“All the major things that have propelled us forward have been a major disruption,” she said. “Computers are the perfect example. If you think about that on a historical basis, what that really tells you is to really make gains and to move forward you have to have a massive disruption.”
Education, she said, hasn’t really seen such a disruption. But with this generation of students learning with technology as “digital natives,” there is uncertainty on the horizon.
“Our education system has to adapt so we can prepare kids for this incredible future,” she said. “I can’t even begin to fathom what it might look like for them, but I want them to be ready for it. So when there are 10 doors, every single door is open to them because they know how to walk through it.”

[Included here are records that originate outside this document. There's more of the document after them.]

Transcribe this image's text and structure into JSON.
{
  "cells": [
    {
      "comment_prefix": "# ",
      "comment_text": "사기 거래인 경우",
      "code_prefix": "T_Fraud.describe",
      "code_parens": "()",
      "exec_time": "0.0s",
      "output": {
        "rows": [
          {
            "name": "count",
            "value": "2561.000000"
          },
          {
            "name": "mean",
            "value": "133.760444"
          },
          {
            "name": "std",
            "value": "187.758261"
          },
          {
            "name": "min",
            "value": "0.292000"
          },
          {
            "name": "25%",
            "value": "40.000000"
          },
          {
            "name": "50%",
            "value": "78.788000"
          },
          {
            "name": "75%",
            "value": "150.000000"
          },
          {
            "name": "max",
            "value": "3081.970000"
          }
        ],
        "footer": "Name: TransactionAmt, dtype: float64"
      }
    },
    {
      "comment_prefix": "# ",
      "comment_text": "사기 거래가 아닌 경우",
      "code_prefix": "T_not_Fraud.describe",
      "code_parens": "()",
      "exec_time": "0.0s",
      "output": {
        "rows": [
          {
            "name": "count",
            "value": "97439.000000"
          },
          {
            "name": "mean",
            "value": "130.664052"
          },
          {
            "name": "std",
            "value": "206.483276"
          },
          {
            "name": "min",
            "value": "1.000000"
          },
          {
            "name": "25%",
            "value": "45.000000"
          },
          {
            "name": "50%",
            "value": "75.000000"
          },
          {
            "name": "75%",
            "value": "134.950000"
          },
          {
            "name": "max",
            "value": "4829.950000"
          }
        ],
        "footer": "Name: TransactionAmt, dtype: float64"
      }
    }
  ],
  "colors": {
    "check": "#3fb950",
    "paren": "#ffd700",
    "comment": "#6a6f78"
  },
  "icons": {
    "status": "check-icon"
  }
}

Teaching life skills like grit and resiliency, Chapman said, could help.
“We’ve got to do a better job of preparing kids on a social emotional level to be prepared: Not every day is a pow day.”
Looking back, what would Chapman do differently?

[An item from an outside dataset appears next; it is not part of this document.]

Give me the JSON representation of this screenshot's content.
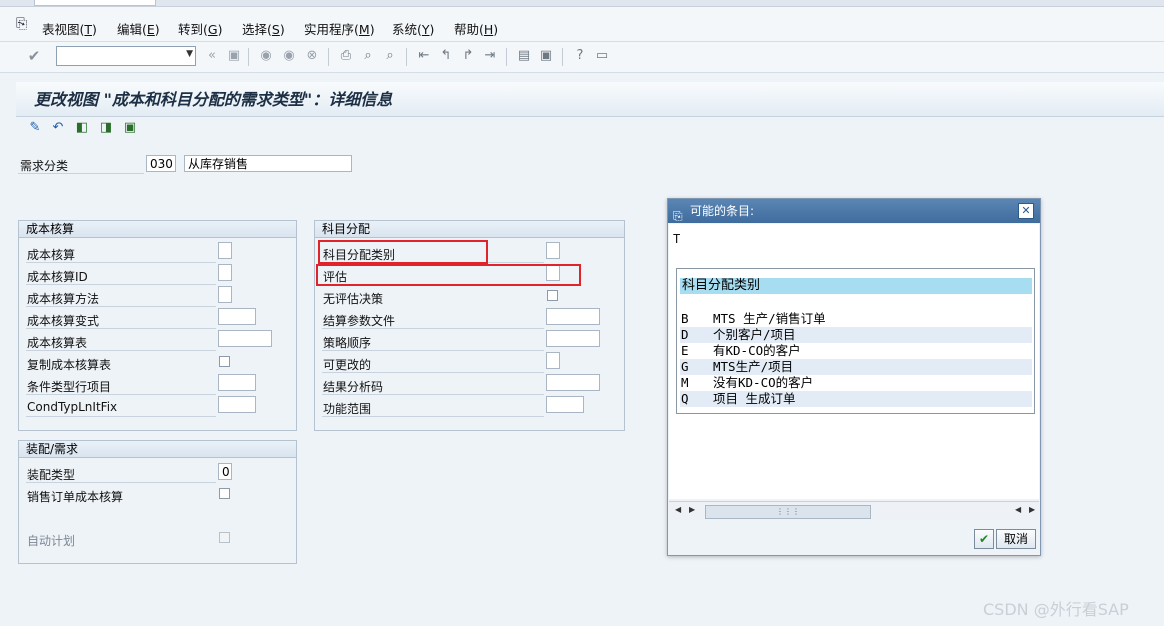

“Almost all of the mistakes that I’ve made I could probably point to that I didn’t look at identity first,” she said. “And had I looked at that first, it would’ve made a big difference in the outcome.”
Chapman referenced work by Robert Dilts and Maslow’s hierarchy of needs to illustrate her point, saying she tried to take action on things higher up when she needed to focus on the base level of individual and collective identity. Describing herself as “impatient,” Chapman said, she likes to take action quickly.

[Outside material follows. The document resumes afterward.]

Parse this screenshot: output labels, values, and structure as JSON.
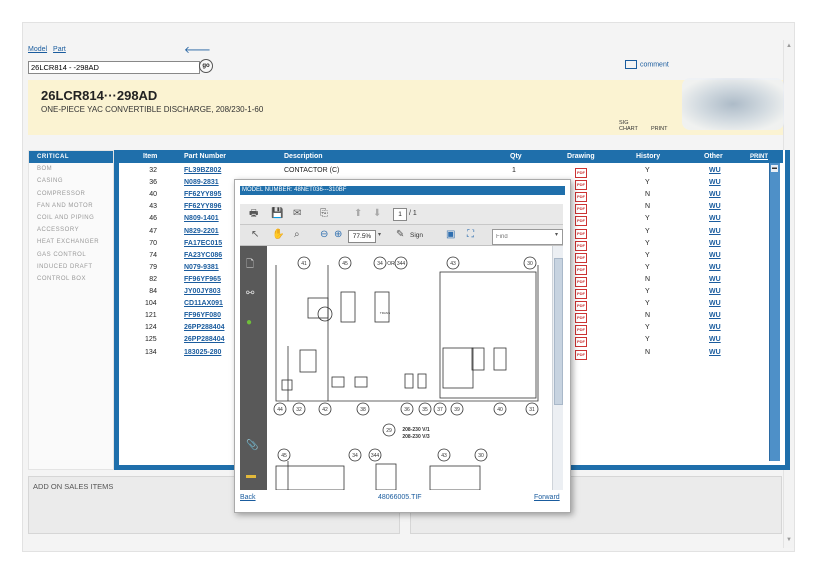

“I have learned that I need to be a little bit more patient,” she said. “And just because I see the end doesn’t mean everybody else has ... . I came into this position with assumptions — this is how you run a board meeting, this is how you run an executive session, this is how you work with principals — and it’s not necessarily the same belief they had.”
She thanked the community for its grace as she learned from bumps in the road.
“I’m grateful that people understand that being human, you’re going to make mistakes,” she said. “I think people know, now that they’ve gotten to know me a little bit better, that I want nothing more than for every child to be their best. And that’s my singular focus. So when people say, ‘How many kids do you have?’ I have just under 3,000 kids. Because they mean that much to me.”
Although Chapman has never lived in a small town before, she said she “really loves” Jackson, and people have welcomed her into the fold.
“I love being outside,” she said. “I don’t feel like I have to explain that’s how I refuel and rejuvenate and refresh. It’s not by watching a movie or whatever, it’s going out and getting fresh air. So I’d say physically and mentally, living in Jackson has been good for me. It doesn’t mean it isn’t without controversy, but that’s life.”
As Chapman looks to the years between now and 2022, she knows there are imminent challenges. Since she arrived at the school district the state has mandated $1.7 million in cuts, and there will likely be more on the way.
“I always try to keep reductions as far away from the classroom as possible, but it’s nearly impossible because everything we do is in service of the classroom,” she said. “You can see the long-term impact of overcrowded classrooms and fewer services to kids. It matters. When our legislators are looking at reductions, any way you slice it, it’s going to hurt kids.”
Cramped space in the middle and high schools, as well as the highest English Language Learner population in the state, are additional challenges.
The bottom line?
“At the end of the day our teachers have more students today than they’ve had in the past,” Chapman said. “And they have less training and less support.”